Hollywood Cinema (Second Edition) by Richard Maltby, (Blackwell, 2003).

This is a live online course. You will need:
- Internet connection. The classes work best with Chrome.
- A computer with microphone and camera is best (e.g. a PC/laptop/iMac/MacBook), or a tablet/iPad/smart phone/iPhone if you don't have a computer.
- Earphones/headphones/speakers.
We will contact you with joining instructions before your course starts.

What will we cover?

• American film history
• Classical Hollywood and mode of production
• Post-classical Hollywood and mode of production
• Narrative
• Classical and post-classical film style
• Genre and Hollywood
• Authorship
• Production, distribution and exhibition
• Audiences
• Critical accounts of Hollywood cinema.

What will I achieve?
By the end of this course you should be able to...

• Assess the history and development of Hollywood cinema and evaluate key periods in its development
• Understand and describe the industrial operations of Hollywood filmmaking
• Describe and assess classical film style and narrative
• Describe and assess post-classical film style and narrative
• Describe and assess the function of genre in Hollywood cinema (and identify a range of key films)
• Evaluate key theories of authorship and Hollywood cinema (and identify a range of key directors)
• Evaluate various audiences for Hollywood cinema
• Assess the significance of various technological developments in Hollywood filmmaking
• Assess a range of critical accounts of Hollywood cinema.

What level is the course and do I need any particular skills?

The course is suitable for all levels and you do not require any particular skills - just an enthusiasm for film and discussing film. The course will provide an introduction to the subject but will also be useful for those wishing to build on existing knowledge in the subject area.

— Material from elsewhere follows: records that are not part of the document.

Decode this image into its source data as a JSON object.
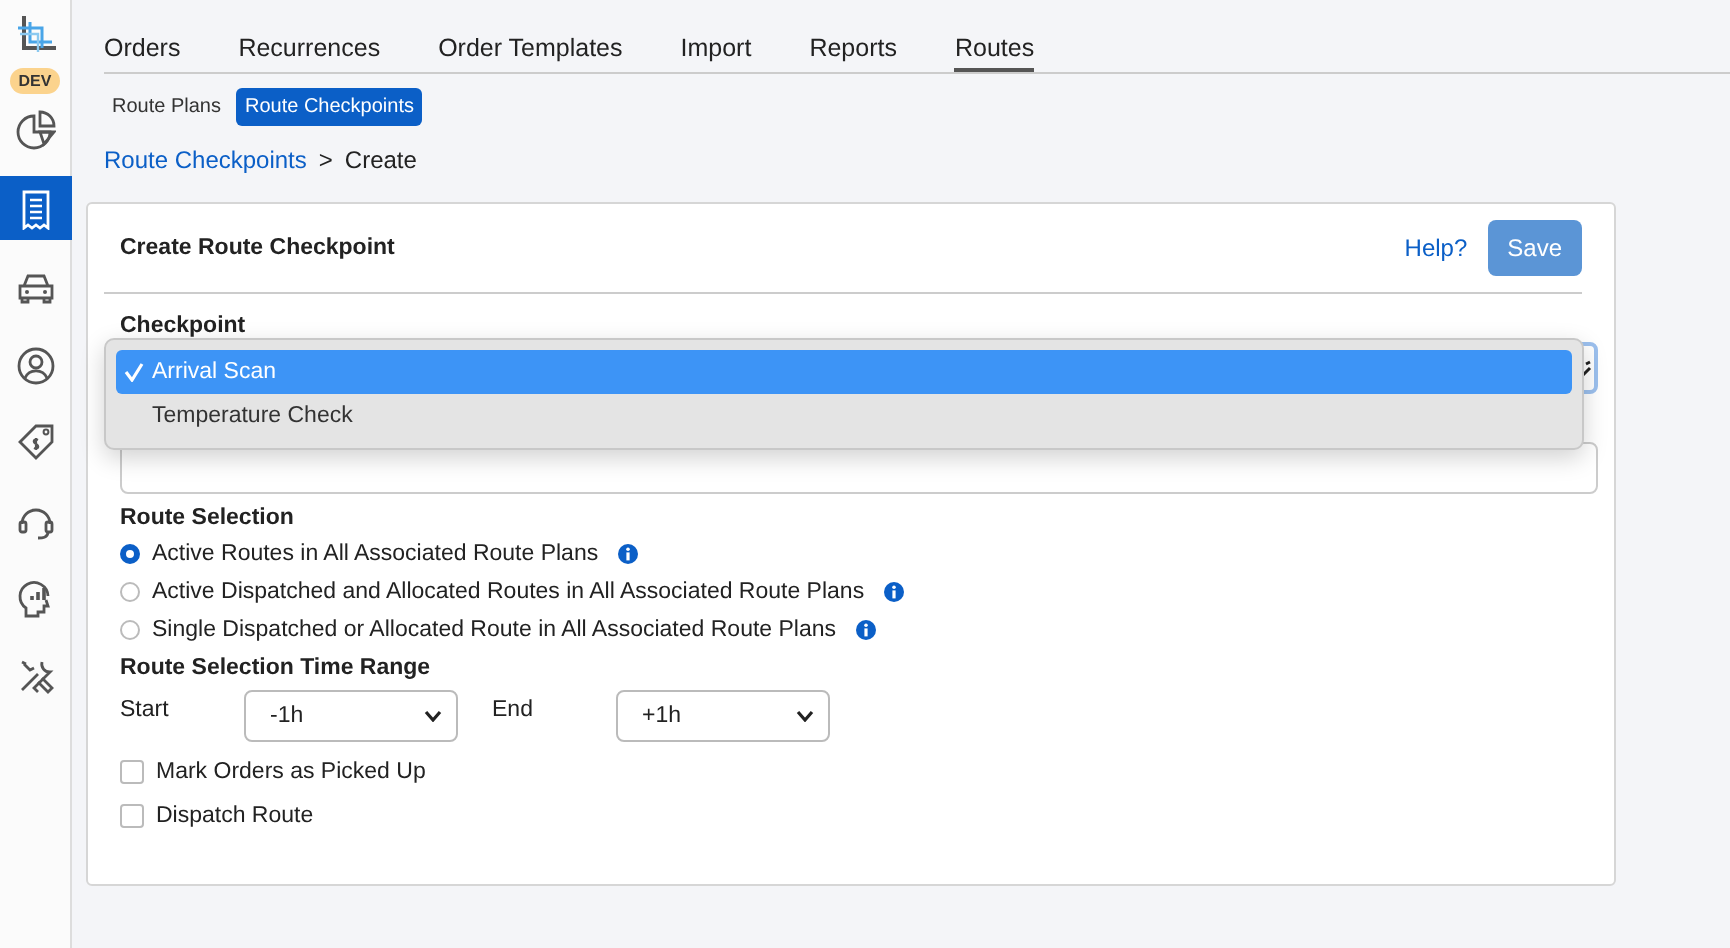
{
  "nav_rail": {
    "badge": "DEV",
    "items": [
      {
        "selected": false
      },
      {
        "selected": true
      },
      {
        "selected": false
      },
      {
        "selected": false
      },
      {
        "selected": false
      },
      {
        "selected": false
      },
      {
        "selected": false
      },
      {
        "selected": false
      }
    ]
  },
  "tabs": [
    {
      "label": "Orders",
      "selected": false
    },
    {
      "label": "Recurrences",
      "selected": false
    },
    {
      "label": "Order Templates",
      "selected": false
    },
    {
      "label": "Import",
      "selected": false
    },
    {
      "label": "Reports",
      "selected": false
    },
    {
      "label": "Routes",
      "selected": true
    }
  ],
  "subtabs": [
    {
      "label": "Route Plans",
      "selected": false
    },
    {
      "label": "Route Checkpoints",
      "selected": true
    }
  ],
  "breadcrumb": {
    "link": "Route Checkpoints",
    "separator": ">",
    "current": "Create"
  },
  "card": {
    "title": "Create Route Checkpoint",
    "help": "Help?",
    "save": {
      "label": "Save",
      "disabled": true
    },
    "checkpoint": {
      "label": "Checkpoint",
      "options": [
        {
          "label": "Arrival Scan",
          "selected": true
        },
        {
          "label": "Temperature Check",
          "selected": false
        }
      ]
    },
    "route_selection": {
      "label": "Route Selection",
      "options": [
        {
          "label": "Active Routes in All Associated Route Plans",
          "selected": true
        },
        {
          "label": "Active Dispatched and Allocated Routes in All Associated Route Plans",
          "selected": false
        },
        {
          "label": "Single Dispatched or Allocated Route in All Associated Route Plans",
          "selected": false
        }
      ]
    },
    "time_range": {
      "label": "Route Selection Time Range",
      "start": {
        "label": "Start",
        "value": "-1h"
      },
      "end": {
        "label": "End",
        "value": "+1h"
      }
    },
    "checkboxes": [
      {
        "label": "Mark Orders as Picked Up",
        "checked": false
      },
      {
        "label": "Dispatch Route",
        "checked": false
      }
    ]
  }
}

How will I be taught, and will there be any work outside the class?

Screenings of extracts from films, talks by the tutor, reading materials, small and large group discussions. It might also be a good idea to see what you can find out about the subject in advance of the class (see the reading and films mentioned above) but this is not essential.

Are there any other costs? Is there anything I need to bring?

You will require a pen and paper (or laptop/device) but the tutor will provide all other materials such as handouts. The tutor will show extracts from films and you do not have to obtain them.

When I've finished, what course can I do next?

Look for other Film Studies courses on our website at, Culture and Writing/Film Studies.

Jon Wisbey

Jon Wisbey teaches film at City Lit and Morley College. He was for many years a committee member and vice-chair of Chelmsford Film Club, screening contemporary and classic world cinema releases. He has an MA in Film Studies from the University of East Anglia. His teaching focuses on classical and post-classical Hollywood, European cinema, British cinema, film noir and horror cinema.

Please note: We reserve the right to change our tutors from those advertised. This happens rarely, but if it does, we are unable to refund fees due to this. Our tutors may have different teaching styles; however we guarantee a consistent quality of teaching in all our courses.